I had the pleasure of researching at the Queensland State Archives while I was in Brisbane recently. These tips are for anyone who lives outside Brisbane who wants to research at the Archives and make the best use of their time:
1. Lockers for suitcases
Luggage locker at Queensland State Archives.
The first thing an out-of-Brisbane researcher needs to know about the Queensland State Archives is that there are two lockers big enough to store a small suitcase. This means you can save time by heading to the Archives as soon as you arrive in Brisbane without visiting your hotel to drop off your luggage first. Remember to bring a one dollar coin to use the locker. You receive the coin back when you have finished with the locker.
2. You cannot order items in advance of your visit, but you can do some preparation in advance
The second thing an out-of-Brisbane researcher needs to know about the Queensland State Archives is that you cannot order items before you arrive. This is sad, but the reason this facility is not available is sadder still. Unfortunately researchers were ordering items and then not showing up. Like all archives, the Queensland State Archives does not have enough staff and they certainly cannot afford to waste staff time by retrieving items for people who do not show up. This is a lesson for all researchers.
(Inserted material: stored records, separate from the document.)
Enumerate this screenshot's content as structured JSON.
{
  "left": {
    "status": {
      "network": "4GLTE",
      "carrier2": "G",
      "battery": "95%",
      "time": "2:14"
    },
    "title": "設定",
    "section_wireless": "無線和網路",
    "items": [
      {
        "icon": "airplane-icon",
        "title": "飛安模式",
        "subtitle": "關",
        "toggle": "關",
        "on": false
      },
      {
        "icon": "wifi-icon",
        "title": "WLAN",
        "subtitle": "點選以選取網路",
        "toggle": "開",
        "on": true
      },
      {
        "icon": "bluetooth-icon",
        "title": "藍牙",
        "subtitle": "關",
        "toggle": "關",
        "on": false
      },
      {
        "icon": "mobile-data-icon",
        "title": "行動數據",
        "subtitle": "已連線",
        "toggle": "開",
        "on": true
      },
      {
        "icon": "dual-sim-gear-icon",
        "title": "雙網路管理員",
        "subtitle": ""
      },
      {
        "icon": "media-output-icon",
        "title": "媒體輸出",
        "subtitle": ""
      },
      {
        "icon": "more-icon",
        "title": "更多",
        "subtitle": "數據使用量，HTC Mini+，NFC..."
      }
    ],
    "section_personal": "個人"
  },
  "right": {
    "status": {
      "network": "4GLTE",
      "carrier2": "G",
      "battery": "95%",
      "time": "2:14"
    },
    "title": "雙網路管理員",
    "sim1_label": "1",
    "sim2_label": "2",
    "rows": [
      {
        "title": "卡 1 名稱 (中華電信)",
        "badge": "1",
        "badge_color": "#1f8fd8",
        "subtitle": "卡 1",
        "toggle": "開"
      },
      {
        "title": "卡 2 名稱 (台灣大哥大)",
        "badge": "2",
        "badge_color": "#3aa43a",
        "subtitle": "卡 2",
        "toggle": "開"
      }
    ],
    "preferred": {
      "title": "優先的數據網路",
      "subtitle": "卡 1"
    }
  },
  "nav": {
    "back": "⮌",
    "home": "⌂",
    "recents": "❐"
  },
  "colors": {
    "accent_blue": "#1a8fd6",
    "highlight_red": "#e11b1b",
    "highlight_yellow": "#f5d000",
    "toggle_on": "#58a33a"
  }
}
Sometimes we order stuff and are unavoidably prevented from visiting the archives eg illness. But it is important that if we order stuff we make every effort to use it. It would be a shame if other archives have to withdraw the facility of ordering items in advance.
But you can still make the best use of your time by preparing for your isit. Before you arrive at the Archives make a list of all the Item ID numbers for the records you want. When you arrive at the Archives, go straight to the computers in the reading room where you can order the items. Use the ‘Retrieve Using ID’ facility in the catalogue and lodge the order. You can order items whenever you want and are not bound by a timetable for getting orders in at certain times during the day like at some archives. Items arrive in a reasonable time. It all works smoothly and the desk staff are very helpful.
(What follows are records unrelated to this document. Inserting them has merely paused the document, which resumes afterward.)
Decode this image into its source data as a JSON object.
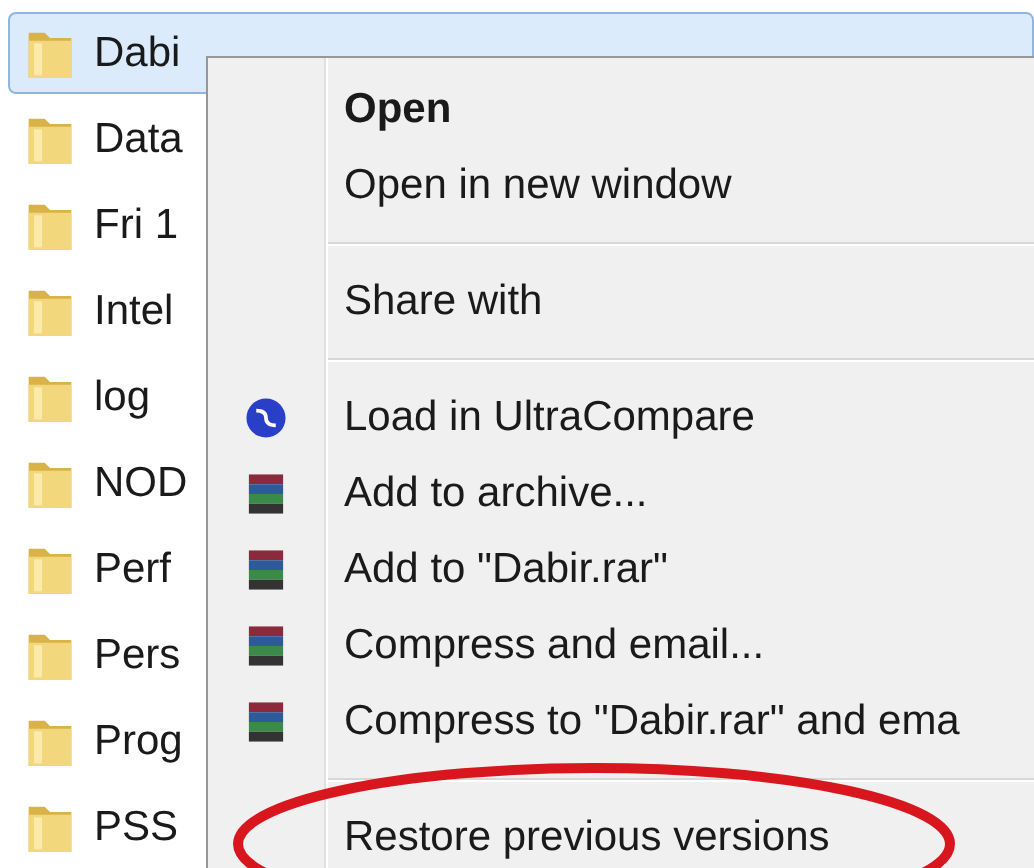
{
  "folders": [
    {
      "name": "Dabi",
      "selected": true
    },
    {
      "name": "Data",
      "selected": false
    },
    {
      "name": "Fri 1",
      "selected": false
    },
    {
      "name": "Intel",
      "selected": false
    },
    {
      "name": "log",
      "selected": false
    },
    {
      "name": "NOD",
      "selected": false
    },
    {
      "name": "Perf",
      "selected": false
    },
    {
      "name": "Pers",
      "selected": false
    },
    {
      "name": "Prog",
      "selected": false
    },
    {
      "name": "PSS",
      "selected": false
    }
  ],
  "context_menu": {
    "sections": [
      [
        {
          "label": "Open",
          "bold": true,
          "kind": "plain"
        },
        {
          "label": "Open in new window",
          "bold": false,
          "kind": "plain"
        }
      ],
      [
        {
          "label": "Share with",
          "bold": false,
          "kind": "plain"
        }
      ],
      [
        {
          "label": "Load in UltraCompare",
          "bold": false,
          "kind": "compare"
        },
        {
          "label": "Add to archive...",
          "bold": false,
          "kind": "archiver"
        },
        {
          "label": "Add to \"Dabir.rar\"",
          "bold": false,
          "kind": "archiver"
        },
        {
          "label": "Compress and email...",
          "bold": false,
          "kind": "archiver"
        },
        {
          "label": "Compress to \"Dabir.rar\" and ema",
          "bold": false,
          "kind": "archiver"
        }
      ],
      [
        {
          "label": "Restore previous versions",
          "bold": false,
          "kind": "plain",
          "circled": true
        }
      ]
    ]
  }
}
While you are waiting for your items to arrive go to the microfilm room and look at any microfilms that you need. Continue reading
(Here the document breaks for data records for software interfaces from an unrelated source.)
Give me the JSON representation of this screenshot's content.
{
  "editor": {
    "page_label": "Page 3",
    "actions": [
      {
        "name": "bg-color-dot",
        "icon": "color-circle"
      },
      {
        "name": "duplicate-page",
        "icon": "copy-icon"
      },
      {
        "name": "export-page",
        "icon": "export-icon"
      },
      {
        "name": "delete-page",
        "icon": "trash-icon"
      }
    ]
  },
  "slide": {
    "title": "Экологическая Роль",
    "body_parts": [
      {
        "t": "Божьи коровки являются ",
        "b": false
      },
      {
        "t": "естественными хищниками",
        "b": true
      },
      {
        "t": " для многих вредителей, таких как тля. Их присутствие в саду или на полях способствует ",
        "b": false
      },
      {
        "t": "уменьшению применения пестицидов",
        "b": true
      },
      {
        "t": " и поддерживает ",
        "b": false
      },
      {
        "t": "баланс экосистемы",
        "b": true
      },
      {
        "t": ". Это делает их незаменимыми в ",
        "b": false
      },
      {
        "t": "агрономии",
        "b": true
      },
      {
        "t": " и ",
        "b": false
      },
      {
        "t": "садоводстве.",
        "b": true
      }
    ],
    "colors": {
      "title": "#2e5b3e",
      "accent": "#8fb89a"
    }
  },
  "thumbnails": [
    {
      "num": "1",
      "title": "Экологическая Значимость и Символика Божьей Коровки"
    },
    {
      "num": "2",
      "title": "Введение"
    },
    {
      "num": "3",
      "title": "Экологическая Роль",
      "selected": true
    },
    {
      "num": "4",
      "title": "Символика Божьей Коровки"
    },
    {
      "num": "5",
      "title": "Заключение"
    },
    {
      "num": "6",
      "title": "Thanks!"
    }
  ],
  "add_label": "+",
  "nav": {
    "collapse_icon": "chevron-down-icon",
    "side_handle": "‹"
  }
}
Like children in many parts of the world, Queensland children were affected by the Great War. This cover of the weekly newspaper, The Queenslander from 1st December 1917, is captioned, “The Spirit of the Times”. Image courtesy of State Library of Queensland.
Over the last few weeks I have returned to my research roots. I have been exploring the history of Brisbane from the turn of the twentieth century to the beginning of the Depression. My client is interested in the life story of a man who was born in Brisbane in the early twentieth century who moved to Sydney as an adult. He went on to work in East Asia during World War II and then became a successful business man. It is a pleasure to be part of such an interesting multi-national, collaborative project.
Once again I have been exploring the education history of the time, the politics, the culture and the experiences of young people growing up in Brisbane during this era. Fortunately I still have the references and workings for my honours thesis which was about Queensland’s Bible in State Schools Referendum held in 1910. Some of the work I did on that is relevant for my current research.
I gladly left our sodden house for a research trip to Brisbane – what a delight to have working lights and a good internet connection for a few days! I immersed myself in old records the Queensland State Archives and the State Library of Queensland as well as exploring the local area where our man had grown up. A good sense of place is important if an historian to portray the history well. There is nothing like walking the streets and visiting the places which are the sites of the history that is being researched. Continue reading